Wings over water.

The new Weekly Prompt Photo Challenge is Wings.

I thought about swarms of insects but decided that while you can see the insects you can’t see their wings while they’re flying in the swarm.

Then I thought about some of the photos from when I was a member of a small group of birders surveying and recording a winter roost of Gull species on an inland reservoir in south Cheshire, England.

A photo of Black-headed Gulls in winter roosting on Hurleston Reservoir at night. If something disturbs the birds on an edge of the roost they will fly to another side of the roost which is what they’re doing in the photo.

Black-headed Gull winter roost.

Snow Geese gathering.

The new Wits End Weekly Photo Challenge is Gatherings.

I thought of a few potential photos of wildlife gatherings  for the challenge.

I decided to go with a shot of a flock of Snow Geese taking flight at Last Mountain Lake National Wildlife Area, Saskatchewan, Canada. One of the prairie locations used as a stop over on their way south for the winter.

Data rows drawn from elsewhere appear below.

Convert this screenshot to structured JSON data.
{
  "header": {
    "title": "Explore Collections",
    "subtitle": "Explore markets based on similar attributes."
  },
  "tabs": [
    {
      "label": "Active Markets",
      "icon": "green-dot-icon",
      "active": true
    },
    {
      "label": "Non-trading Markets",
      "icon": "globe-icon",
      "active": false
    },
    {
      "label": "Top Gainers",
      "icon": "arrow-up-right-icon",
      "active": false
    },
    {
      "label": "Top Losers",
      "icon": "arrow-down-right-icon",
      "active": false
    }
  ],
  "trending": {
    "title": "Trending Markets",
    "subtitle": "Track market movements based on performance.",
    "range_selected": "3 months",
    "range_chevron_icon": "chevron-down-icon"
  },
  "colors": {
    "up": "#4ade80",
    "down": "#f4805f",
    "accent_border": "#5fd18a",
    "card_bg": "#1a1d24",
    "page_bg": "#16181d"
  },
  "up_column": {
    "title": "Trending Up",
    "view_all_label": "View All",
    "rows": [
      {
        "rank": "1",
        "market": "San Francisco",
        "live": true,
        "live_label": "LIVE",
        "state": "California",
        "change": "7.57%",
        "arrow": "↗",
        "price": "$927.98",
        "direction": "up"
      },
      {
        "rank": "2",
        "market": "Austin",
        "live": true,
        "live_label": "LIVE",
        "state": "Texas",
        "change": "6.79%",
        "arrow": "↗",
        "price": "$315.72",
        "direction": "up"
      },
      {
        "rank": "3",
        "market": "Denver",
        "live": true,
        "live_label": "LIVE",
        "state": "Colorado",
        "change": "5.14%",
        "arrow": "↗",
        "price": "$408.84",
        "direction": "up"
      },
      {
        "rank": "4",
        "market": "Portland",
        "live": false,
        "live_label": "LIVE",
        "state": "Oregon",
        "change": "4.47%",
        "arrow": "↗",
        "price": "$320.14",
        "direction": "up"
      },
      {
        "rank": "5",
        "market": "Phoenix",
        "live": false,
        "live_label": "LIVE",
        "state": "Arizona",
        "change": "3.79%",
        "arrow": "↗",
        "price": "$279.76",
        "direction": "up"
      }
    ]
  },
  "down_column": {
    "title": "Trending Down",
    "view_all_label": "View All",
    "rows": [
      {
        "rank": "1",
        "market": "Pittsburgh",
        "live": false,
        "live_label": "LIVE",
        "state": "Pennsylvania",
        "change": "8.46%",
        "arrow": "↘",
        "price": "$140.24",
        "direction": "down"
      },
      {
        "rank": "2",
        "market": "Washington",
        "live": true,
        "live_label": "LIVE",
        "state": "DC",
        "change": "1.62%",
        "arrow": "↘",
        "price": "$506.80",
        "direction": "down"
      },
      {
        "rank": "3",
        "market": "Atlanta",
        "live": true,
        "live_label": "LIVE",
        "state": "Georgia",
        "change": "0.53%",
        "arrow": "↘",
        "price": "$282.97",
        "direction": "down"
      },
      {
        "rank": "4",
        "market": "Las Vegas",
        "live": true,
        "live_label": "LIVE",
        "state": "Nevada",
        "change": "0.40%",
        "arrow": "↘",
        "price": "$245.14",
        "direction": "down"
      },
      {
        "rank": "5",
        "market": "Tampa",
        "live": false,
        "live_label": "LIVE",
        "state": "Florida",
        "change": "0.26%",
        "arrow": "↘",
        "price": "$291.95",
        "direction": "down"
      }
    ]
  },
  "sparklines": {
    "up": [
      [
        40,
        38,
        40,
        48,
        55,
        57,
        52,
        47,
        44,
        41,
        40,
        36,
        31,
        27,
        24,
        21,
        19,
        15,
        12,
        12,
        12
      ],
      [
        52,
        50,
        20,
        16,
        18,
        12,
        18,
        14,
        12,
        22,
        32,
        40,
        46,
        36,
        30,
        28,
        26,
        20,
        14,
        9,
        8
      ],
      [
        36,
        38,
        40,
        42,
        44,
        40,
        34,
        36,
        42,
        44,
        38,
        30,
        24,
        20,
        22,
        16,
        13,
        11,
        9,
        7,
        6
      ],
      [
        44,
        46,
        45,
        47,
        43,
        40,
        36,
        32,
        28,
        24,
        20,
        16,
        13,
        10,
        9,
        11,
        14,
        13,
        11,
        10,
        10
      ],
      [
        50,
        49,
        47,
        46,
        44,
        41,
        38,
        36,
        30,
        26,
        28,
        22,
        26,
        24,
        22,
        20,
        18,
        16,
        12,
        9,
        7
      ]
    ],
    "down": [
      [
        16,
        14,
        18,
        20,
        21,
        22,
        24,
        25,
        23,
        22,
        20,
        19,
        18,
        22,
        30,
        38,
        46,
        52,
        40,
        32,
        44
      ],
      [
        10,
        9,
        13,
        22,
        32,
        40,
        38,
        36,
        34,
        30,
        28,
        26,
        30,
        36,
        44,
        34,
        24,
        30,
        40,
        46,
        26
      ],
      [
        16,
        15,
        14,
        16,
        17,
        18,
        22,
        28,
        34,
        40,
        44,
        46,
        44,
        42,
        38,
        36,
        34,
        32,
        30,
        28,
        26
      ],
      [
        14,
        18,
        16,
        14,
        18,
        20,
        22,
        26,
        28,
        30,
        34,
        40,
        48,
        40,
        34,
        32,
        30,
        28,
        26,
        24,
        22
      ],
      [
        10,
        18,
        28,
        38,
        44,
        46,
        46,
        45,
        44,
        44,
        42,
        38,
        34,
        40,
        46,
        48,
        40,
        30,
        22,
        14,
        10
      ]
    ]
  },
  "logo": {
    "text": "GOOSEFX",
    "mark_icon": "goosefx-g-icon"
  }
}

A gathering of Snow Geese.

Long lasting technology.

The new Cosmic Photo Challenge is Technology.

The photo is of a lift bridge in the village of Wrenbury, Cheshire, England.

The lift bridge was designed by Thomas Telford, built in 1790 and is still in use today. It spans the Llangollen branch of the Shropshire Union Canal and carries traffic over the canal. When a boat comes along the bridge is lifted to allow the boat through.

Wrenbury Mill behind the bridge is now used by a company who rent canal narrow boats for holidays. Part of the hire fleet is visible on the right of the photo.

Wrenbury lift bridge over the Llangollen branch of the Shropshire Union Canal.

 

Parts of historic Chester.

The new Lens-artists Weekly Photo Challenge is History.

As a photographer who grew up in Cheshire, England my first thought was Roman Chester, or Deva Victrix as the Romans called it when it was one of the main army camps in Roman Britain.

Having mentioned the Romans I will start with a view of the Eastgate Clock. The clock stands on top of the Eastgate, the original eastern entrance to the Roman fortress. For this shot I am standing on the city walls on the south side of the clock.

The Eastgate Clock on Eastgate.

Next a visit to Bridgegate. This gate was constructed in medieval times when the Roman city walls were extended to the south to follow the north bank of the River Dee. The gate then guarded the southern entrance to the town.

Bridgegate, the southern entrance to medieval Chester.

Now a visit to Phoenix Tower. This tower stands at the northeast corner of the city walls. Probably constructed in the 13th century it has also been known as the Newton Tower and King Charles’ Tower in the past. Sections of the city walls on this section are a mixture of Roman and Medieval.

King Charles Tower.

Finally some interesting features inside the city walls. In the foreground is the Chester High Cross which has a long and complicated history dating back centuries but was moved to this position in 1975. Behind the cross are some of the Chester Rows, covered walkways giving access to first floor shops and businesses. The Chester Rows are unique and date back to medieval times.

Chester High Cross and The Rows.